## Brief
Your response should be a copy of each line in the listing below that includes the word "value".
-=-=-=-=-
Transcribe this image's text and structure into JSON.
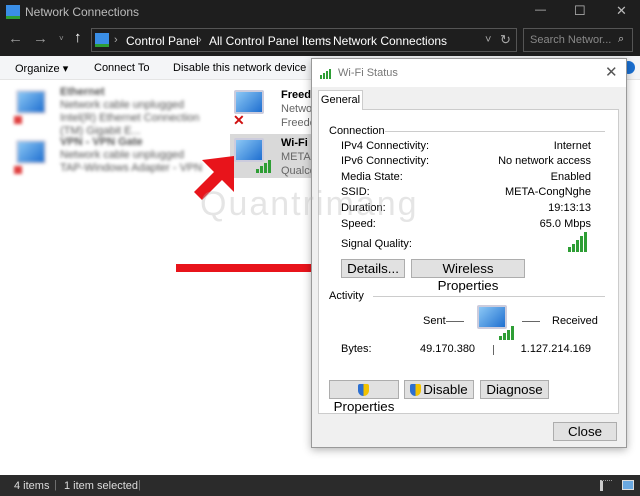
{
  "window": {
    "title": "Network Connections",
    "minimize": "—",
    "maximize": "☐",
    "close": "✕"
  },
  "address": {
    "breadcrumb": [
      "Control Panel",
      "All Control Panel Items",
      "Network Connections"
    ],
    "search_placeholder": "Search Networ..."
  },
  "toolbar": {
    "organize": "Organize ▾",
    "connect_to": "Connect To",
    "disable": "Disable this network device"
  },
  "connections": [
    {
      "name": "Ethernet",
      "status": "Network cable unplugged",
      "device": "Intel(R) Ethernet Connection (TM) Gigabit E..."
    },
    {
      "name": "VPN - VPN Gate",
      "status": "Network cable unplugged",
      "device": "TAP-Windows Adapter - VPN"
    },
    {
      "name": "Freedo",
      "status": "Netwo",
      "device": "Freedo"
    },
    {
      "name": "Wi-Fi",
      "status": "META-",
      "device": "Qualco"
    }
  ],
  "statusbar": {
    "items": "4 items",
    "selected": "1 item selected"
  },
  "dialog": {
    "title": "Wi-Fi Status",
    "tab": "General",
    "connection_label": "Connection",
    "rows": [
      {
        "label": "IPv4 Connectivity:",
        "value": "Internet"
      },
      {
        "label": "IPv6 Connectivity:",
        "value": "No network access"
      },
      {
        "label": "Media State:",
        "value": "Enabled"
      },
      {
        "label": "SSID:",
        "value": "META-CongNghe"
      },
      {
        "label": "Duration:",
        "value": "19:13:13"
      },
      {
        "label": "Speed:",
        "value": "65.0 Mbps"
      }
    ],
    "signal_label": "Signal Quality:",
    "signal_bars": 5,
    "details": "Details...",
    "wireless_properties": "Wireless Properties",
    "activity_label": "Activity",
    "sent": "Sent",
    "received": "Received",
    "bytes_label": "Bytes:",
    "bytes_sent": "49.170.380",
    "bytes_received": "1.127.214.169",
    "properties": "Properties",
    "disable": "Disable",
    "diagnose": "Diagnose",
    "close": "Close"
  },
  "watermark": "Quantrimang",
  "colors": {
    "accent_arrow": "#e8141b",
    "signal": "#2e9e35"
  }
}
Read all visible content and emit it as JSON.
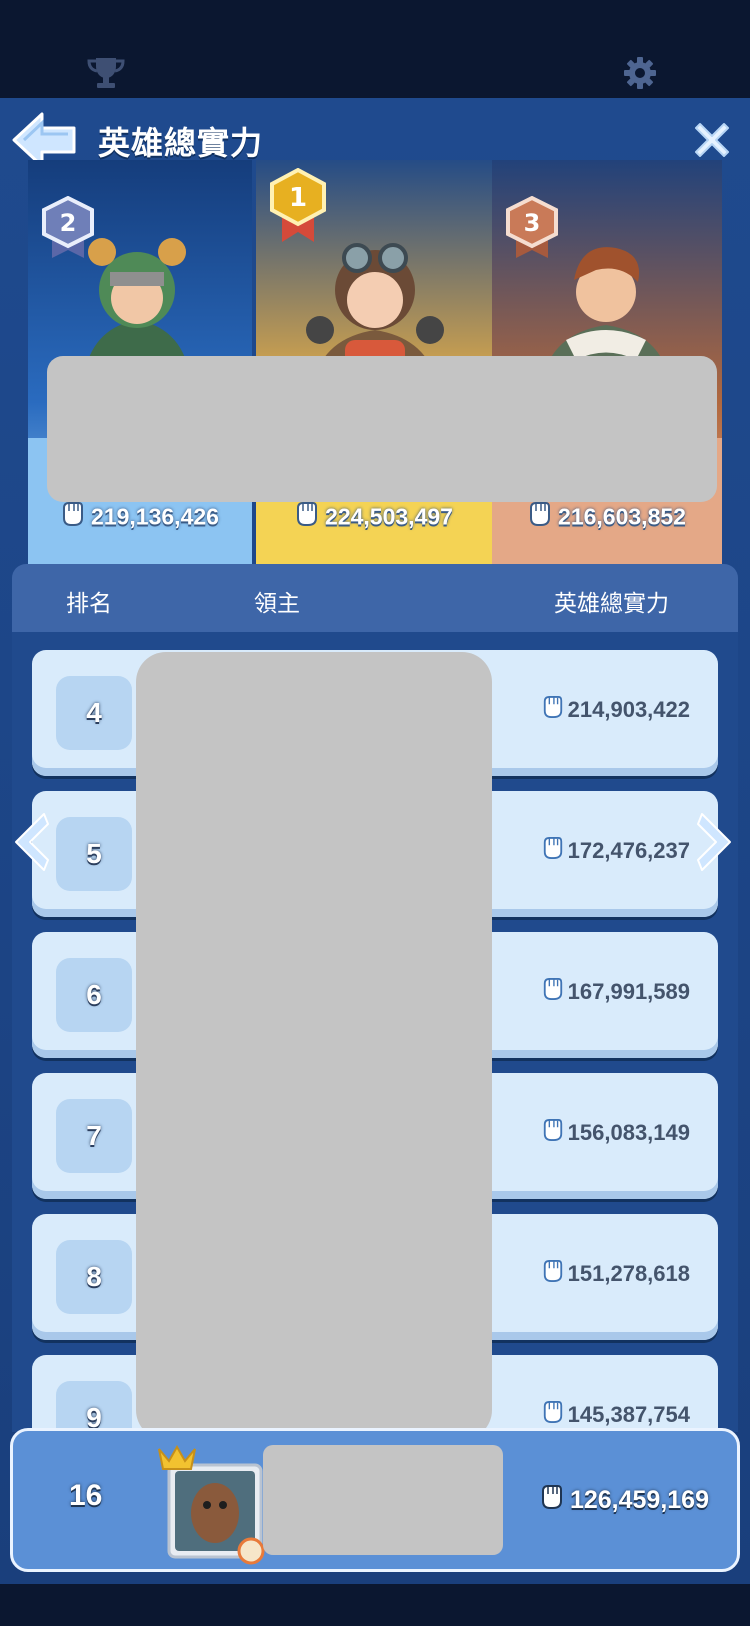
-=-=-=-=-
## Exercise result
        "value": "Internet"
        "value": "No network access"
        "value": "Enabled"
        "value": "META-CongNghe"
        "value": "19:13:13"
        "value": "65.0 Mbps"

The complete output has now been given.